To keep the write speed high, Samsung operates part of the QLC memory in SLC mode, i.e. with one bit or four charge states. As with the 860 QVO, the 870 QVO also has a minimal buffer that can be expanded dynamically depending on the level of the SSD. With the 1 TB model, this amounts to 6 GB and can dynamically add up to 36 GB for a total of 42 GB SLC buffer. As soon as less than 168 GB (4x 42 GB) are available on the SSD, the dynamic cache is gradually reduced until only 6 GB can be used.
|870 QVO (1 TByte)||870 QVO (2 TByte)||870 QVO (4 TByte)||870 QVO (8 TByte)|
|Controller||MKX, 8 channels||MKX, 8 channels||MKX, 8 channels||MKX, 8 channels|
|DRAM cache||1 GB LPDDR4||2 GB LPDDR4||4 GB LPDDR4||8 GB LPDDR4|
|NAND packages||1 x (8 x 1 TBit, 96L)||2 x (8 x 1 TBit, 96L)||4 x (8 x 1 TBit, 96L)||8 x (8 x 1 TBit, 96L)|
|SLC Turbowrite||6 + 36 GB||6 + 72 GB||6 + 72 GB||6 + 72 GB|
|Seq. Read||Up to 560 MB / s||Up to 560 MB / s||Up to 560 MB / s||Up to 560 MB / s|
|Seq. Write||Up to 530 MB / s||Up to 530 MB / s||Up to 530 MB / s||Up to 530 MB / s|
|Write without TW||Up to 80 MB / s||Up to 160 MB / s||Up to 160 MB / s||Up to 160 MB / s|
|TBW||360 TB||720 TB||1,440 TB||2,880 TB|
Samsung 870 QVO data
With the SLC buffer, the 870 QVO writes sequentially at up to 530 MByte / s, nasty copying processes under Windows 10 run at 480 MByte / s. As soon as the cache is exhausted, the data transfer rate drops to 80 MB / s (1 TB model) or to 160 MB / s (2 TB to 8 TB). That is as much as the older 860 QVO with 130 MByte / s. The 870 QVO has slight advantages in input / output operations per second when using a very short command queue (QD1). At the maximum sequential write and read rates of 560 MByte / s and 530 MByte / s, no differences between the two QVO SSDs can be determined.
Samsung will sell the 870 QVO with 1 TB (117 euros) from the end of June 2020. The models with 2 TB (234 euros) and 4 TB (468 euros) are to follow at the end of July, with 8 TB (848 euros) from the end of August . They are more expensive than the 860 QVO currently, but prices are likely to settle down. The South Koreans give another three-year guarantee, and the TWB durability (Terabytes Written) corresponds to that of the previous QLC SSD.

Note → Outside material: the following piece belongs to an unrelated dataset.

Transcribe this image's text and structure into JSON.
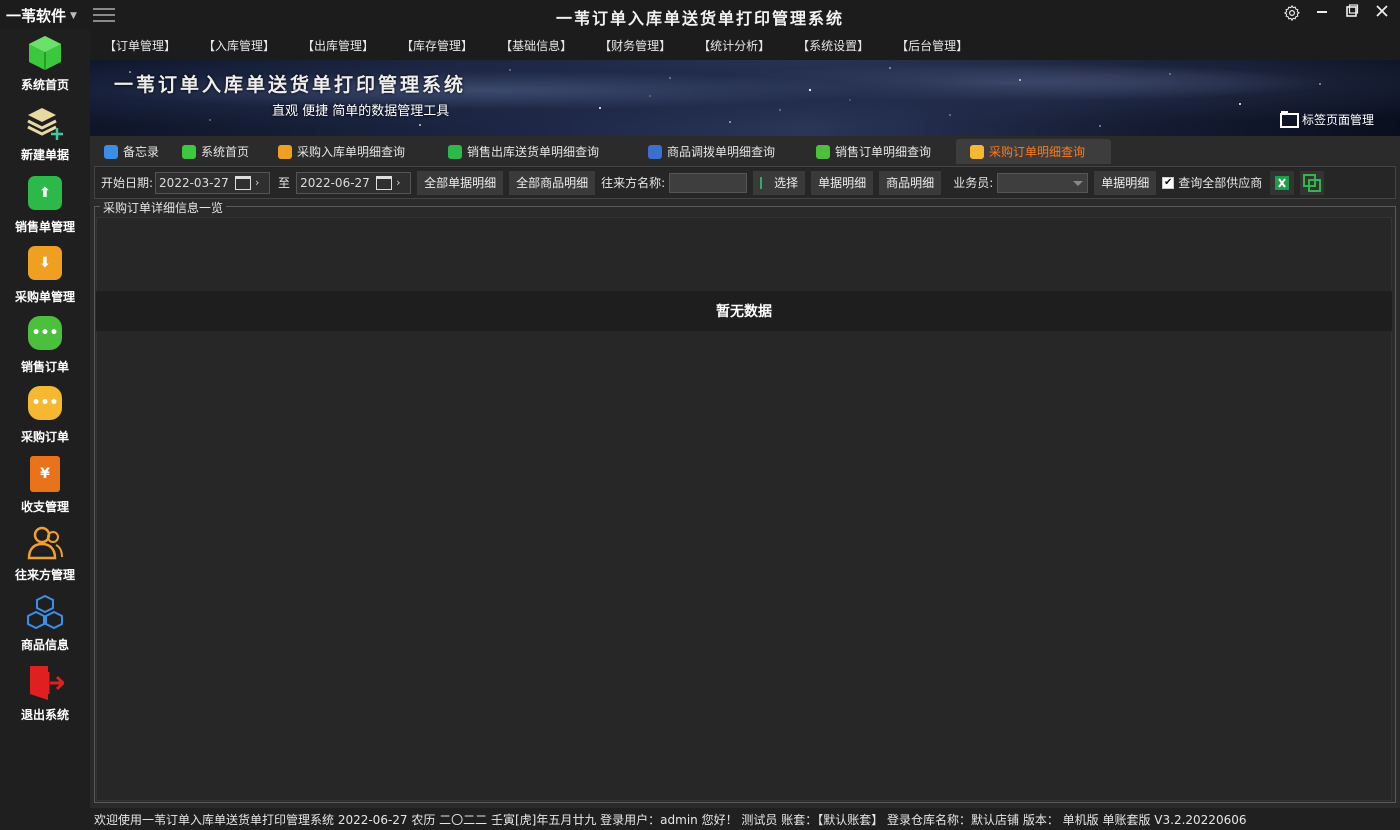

The 870 QVO is the logical further development of its predecessor: a Sata SSD in 2.5-inch format, which has a lot of QLC storage space per euro and is primarily designed for read access. The Samsung drive is less designed for continuous writing processes, although the dynamic SLC buffer with up to 78 GB is quite decent; after that it is only 160 MByte / s. If you want to use the 870 QVO as an SSD for game libraries or photo archives without exorbitantly large RAWs, you can access it.